:: EXERCISE DESCRIPTION ::
Retype the listing in full. Change nothing.

:: DATASET EXTRACT ::
┌──
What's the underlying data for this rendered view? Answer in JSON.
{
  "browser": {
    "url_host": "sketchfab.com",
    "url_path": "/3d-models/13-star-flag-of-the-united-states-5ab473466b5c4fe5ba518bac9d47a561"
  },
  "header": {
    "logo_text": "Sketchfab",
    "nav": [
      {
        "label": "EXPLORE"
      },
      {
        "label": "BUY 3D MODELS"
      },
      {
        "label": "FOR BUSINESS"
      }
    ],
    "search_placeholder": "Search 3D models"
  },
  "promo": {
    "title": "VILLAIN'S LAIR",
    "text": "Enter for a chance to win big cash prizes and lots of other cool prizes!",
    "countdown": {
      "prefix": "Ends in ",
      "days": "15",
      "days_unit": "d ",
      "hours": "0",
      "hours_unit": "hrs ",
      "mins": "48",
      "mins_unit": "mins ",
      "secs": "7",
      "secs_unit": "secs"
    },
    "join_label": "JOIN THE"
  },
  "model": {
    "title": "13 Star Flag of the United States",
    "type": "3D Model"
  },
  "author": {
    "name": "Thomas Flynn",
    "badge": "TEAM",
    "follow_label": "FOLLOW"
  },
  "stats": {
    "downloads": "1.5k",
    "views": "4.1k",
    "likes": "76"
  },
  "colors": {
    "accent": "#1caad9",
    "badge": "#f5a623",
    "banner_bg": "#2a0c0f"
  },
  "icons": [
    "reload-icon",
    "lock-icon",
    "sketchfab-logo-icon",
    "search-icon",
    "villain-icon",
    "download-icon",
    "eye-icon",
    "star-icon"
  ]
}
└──
:: OUTPUT FOR THIS TASK ::
What's the underlying data for this rendered view? Answer in JSON.
{
  "browser": {
    "url_host": "sketchfab.com",
    "url_path": "/3d-models/13-star-flag-of-the-united-states-5ab473466b5c4fe5ba518bac9d47a561"
  },
  "header": {
    "logo_text": "Sketchfab",
    "nav": [
      {
        "label": "EXPLORE"
      },
      {
        "label": "BUY 3D MODELS"
      },
      {
        "label": "FOR BUSINESS"
      }
    ],
    "search_placeholder": "Search 3D models"
  },
  "promo": {
    "title": "VILLAIN'S LAIR",
    "text": "Enter for a chance to win big cash prizes and lots of other cool prizes!",
    "countdown": {
      "prefix": "Ends in ",
      "days": "15",
      "days_unit": "d ",
      "hours": "0",
      "hours_unit": "hrs ",
      "mins": "48",
      "mins_unit": "mins ",
      "secs": "7",
      "secs_unit": "secs"
    },
    "join_label": "JOIN THE"
  },
  "model": {
    "title": "13 Star Flag of the United States",
    "type": "3D Model"
  },
  "author": {
    "name": "Thomas Flynn",
    "badge": "TEAM",
    "follow_label": "FOLLOW"
  },
  "stats": {
    "downloads": "1.5k",
    "views": "4.1k",
    "likes": "76"
  },
  "colors": {
    "accent": "#1caad9",
    "badge": "#f5a623",
    "banner_bg": "#2a0c0f"
  },
  "icons": [
    "reload-icon",
    "lock-icon",
    "sketchfab-logo-icon",
    "search-icon",
    "villain-icon",
    "download-icon",
    "eye-icon",
    "star-icon"
  ]
}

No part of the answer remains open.